→ **REQUIREMENT**:
Leave out the pictures and print the rest of the entries exactly as they stand.

#### MATERIAL SHOWN ####

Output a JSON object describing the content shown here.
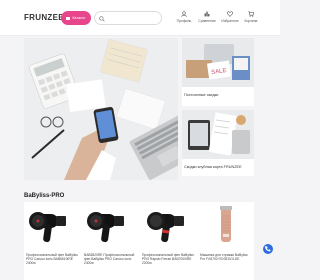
{
  "header": {
    "logo": "FRUNZEE",
    "catalog_label": "Каталог",
    "search_placeholder": "",
    "nav": [
      {
        "label": "Профиль",
        "icon": "user-icon"
      },
      {
        "label": "Сравнение",
        "icon": "compare-icon"
      },
      {
        "label": "Избранное",
        "icon": "heart-icon"
      },
      {
        "label": "Корзина",
        "icon": "cart-icon"
      }
    ]
  },
  "promo": {
    "card1_caption": "Постоянные скидки",
    "card2_caption": "Скидки клубная карта FRUNZEE"
  },
  "section": {
    "title": "BaByliss-PRO",
    "products": [
      {
        "name": "Профессиональный фен BaByliss PRO Caruso Ionic BAB6510IRE 2400w"
      },
      {
        "name": "BAB6520RE Профессиональный фен BaByliss PRO Caruso Ionic 2400w"
      },
      {
        "name": "Профессиональный фен BaByliss PRO Rapido Ferrari BAB7000IRE 2200w"
      },
      {
        "name": "Машинка для стрижки BaByliss Pro FX8700 ROSEGOLDE"
      }
    ]
  },
  "colors": {
    "accent": "#e7468d",
    "chat": "#2d6cdf"
  }
}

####

→ **RESULT**:
Output a JSON object describing the content shown here.
{
  "header": {
    "logo": "FRUNZEE",
    "catalog_label": "Каталог",
    "search_placeholder": "",
    "nav": [
      {
        "label": "Профиль",
        "icon": "user-icon"
      },
      {
        "label": "Сравнение",
        "icon": "compare-icon"
      },
      {
        "label": "Избранное",
        "icon": "heart-icon"
      },
      {
        "label": "Корзина",
        "icon": "cart-icon"
      }
    ]
  },
  "promo": {
    "card1_caption": "Постоянные скидки",
    "card2_caption": "Скидки клубная карта FRUNZEE"
  },
  "section": {
    "title": "BaByliss-PRO",
    "products": [
      {
        "name": "Профессиональный фен BaByliss PRO Caruso Ionic BAB6510IRE 2400w"
      },
      {
        "name": "BAB6520RE Профессиональный фен BaByliss PRO Caruso Ionic 2400w"
      },
      {
        "name": "Профессиональный фен BaByliss PRO Rapido Ferrari BAB7000IRE 2200w"
      },
      {
        "name": "Машинка для стрижки BaByliss Pro FX8700 ROSEGOLDE"
      }
    ]
  },
  "colors": {
    "accent": "#e7468d",
    "chat": "#2d6cdf"
  }
}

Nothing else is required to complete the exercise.